3056. Junod's Exhausting Apparatus, or Boot, may be described as a large cupping-glass fitting over the leg and thigh. The apparatus is exhausted by means of a syringe, and consequently a large proportion of the blood in the body is drawn to the lower extremity, and the circulation through the rest of the system is proportionately relieved. It has been found that, under its application, the force and frequency of the circulation are reduced, and in certain cases of inflammation of internal organs this effect has continued after the use of the apparatus has been discontinued. It appears to be especially valuable in acute inflammation where the type of the affection renders abstraction of blood inadmissible.* The average time during which it should be applied is from fifteen to forty minutes.

3057.Diaphoretics are medicines which increase the cutaneous exhalation; those which produce profuse sweating are designated Sudorifics. They may both be considered under one head. They act either by stimulating the sudoriparous glands of the skin, or by augmenting the force of the circulation generally, or by both these ways at once. Of the first, we have examples in the influence of saline diaphoretics, and in that of the large ingesta of aqueous fluids. Of the second, in the effects of stimulant diaphoretics, alcoholic liquors, and violent exercise. Tepid diluents and external warmth seem at once to augment the vigour of the circulation, and to stimulate the cutaneous exhalents. Emetics and nauseants have also a great tendency to relax the cutaneous surface. (Dr. Joy.)

* Army Medical Report, Med. Times and Gazette, Sept. 10, 1S53, and Oct. 15, 1853.

The objects for which they are employed are thus summed up by Dr. Pereira: - 1. To restore the cutaneous secretion when it has been checked by cold, and thereby to relieve the consequences of its suppression. 2. To promote the subsidence of diseases which naturally terminate in augmented cutaneous secretion, as in simple continued fever, the exanthemata, and intermittents. 3. To produce determination to the surface in various maladies attended by coldness of the skin and congestion of the internal organs. 4. To antagonize other secretions; thus, diaphoretics are sometimes employed to check excessive secretion of urine, or to relieve diarrhoea. 5. To establish a substitute for some other secretion; thus, when the renal secretion is diminished or suppressed, we endeavour to relieve the system by diaphoretics.

Their action is promoted: - 1. By previous blood-letting, if the skin be hot, and the febrile symptoms urgent. 2. By the free use of diluents, excepting where antimonials have been taken, when vomiting will probably supervene.
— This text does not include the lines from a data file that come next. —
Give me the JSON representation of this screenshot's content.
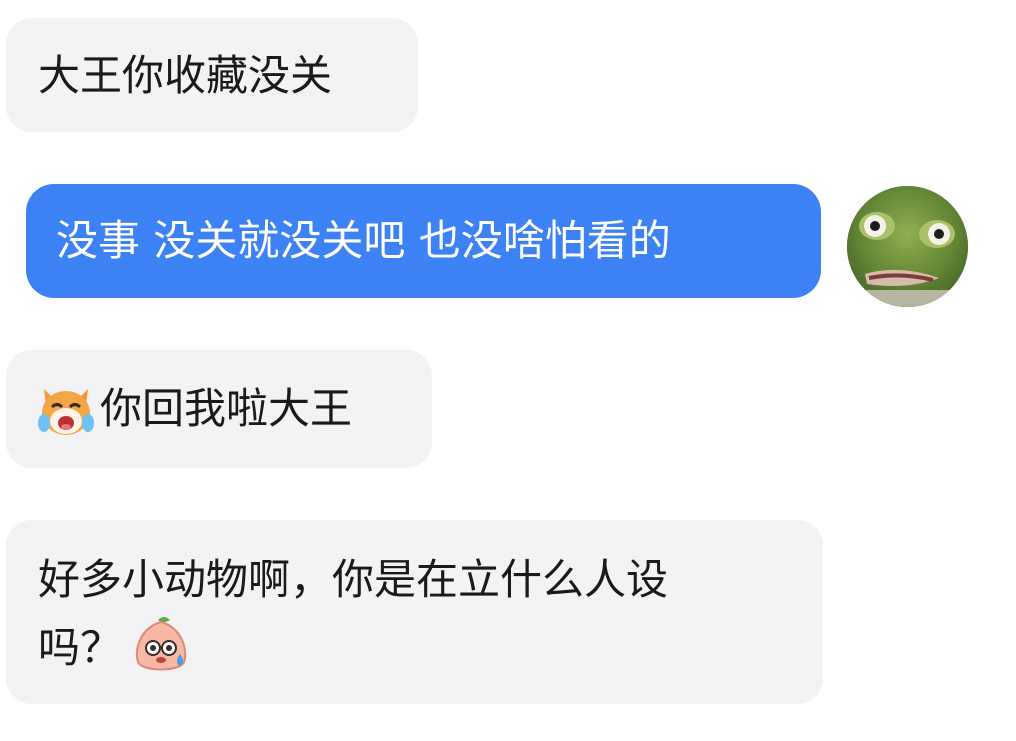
{
  "messages": [
    {
      "side": "left",
      "text": "大王你收藏没关"
    },
    {
      "side": "right",
      "text": "没事 没关就没关吧 也没啥怕看的"
    },
    {
      "side": "left",
      "emoji": "cat-laugh-cry-icon",
      "text": "你回我啦大王"
    },
    {
      "side": "left",
      "line1": "好多小动物啊，你是在立什么人设",
      "line2": "吗？",
      "emoji": "peach-sweat-icon"
    }
  ],
  "avatar": {
    "description_icon": "frog-avatar-icon"
  },
  "colors": {
    "outgoing_bubble": "#3d82f5",
    "incoming_bubble": "#f3f3f5",
    "text": "#1a1a1a"
  }
}
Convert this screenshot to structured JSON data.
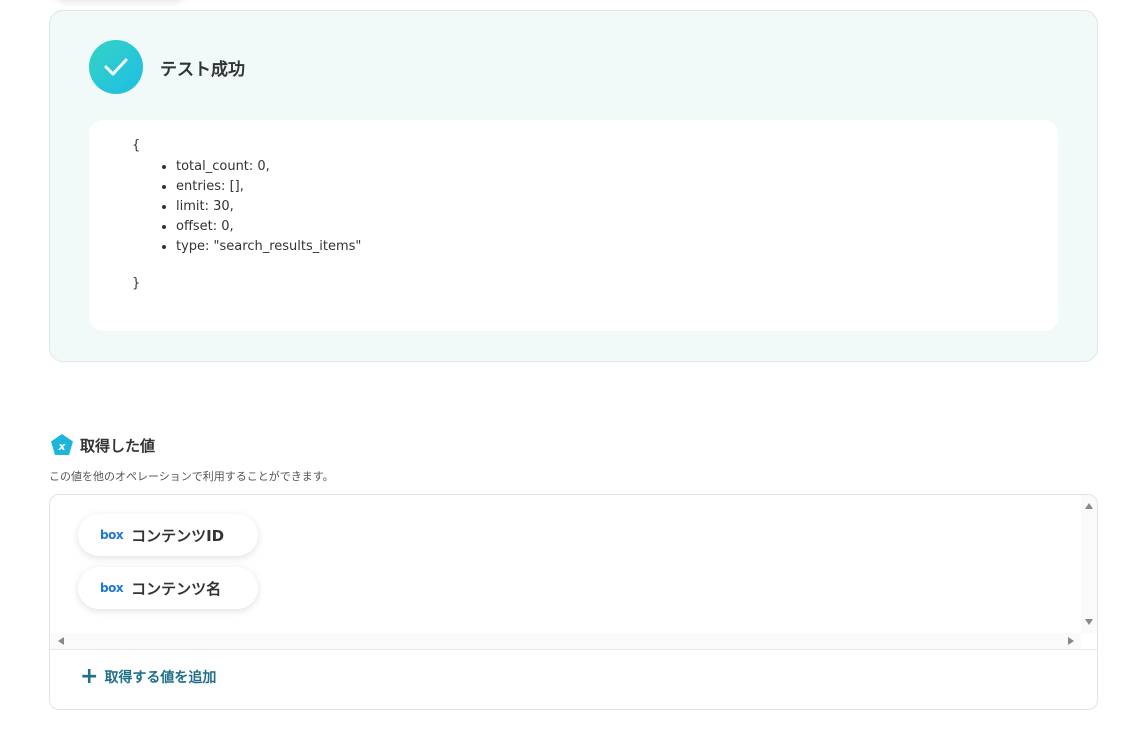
{
  "success": {
    "title": "テスト成功",
    "icon": "check-icon",
    "open_brace": "{",
    "close_brace": "}",
    "items": [
      "total_count: 0,",
      "entries: [],",
      "limit: 30,",
      "offset: 0,",
      "type: \"search_results_items\""
    ]
  },
  "acquired": {
    "icon": "variable-pentagon-icon",
    "title": "取得した値",
    "description": "この値を他のオペレーションで利用することができます。",
    "chips": [
      {
        "logo": "box",
        "label": "コンテンツID"
      },
      {
        "logo": "box",
        "label": "コンテンツ名"
      }
    ],
    "add_label": "取得する値を追加"
  },
  "colors": {
    "accent": "#1f6f8b",
    "success_gradient_start": "#35d3c4",
    "success_gradient_end": "#1dbde6",
    "box_brand": "#1d78d6",
    "panel_bg": "#f2faf9"
  }
}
When the temperature of the surface is high, cold diluents should be used; when it is moderate, they should be tepid. 3. By the use of flannel next to the skin. 4. By keeping the body in an equal and warm temperature. 5. By avoiding the use of cold drinks after the perspiration has once begun to flow. 6. By bathing the feet in hot water.

Their action is retarded - 1, by diuretics and purgatives; 2, by exposure of the body to the cold air.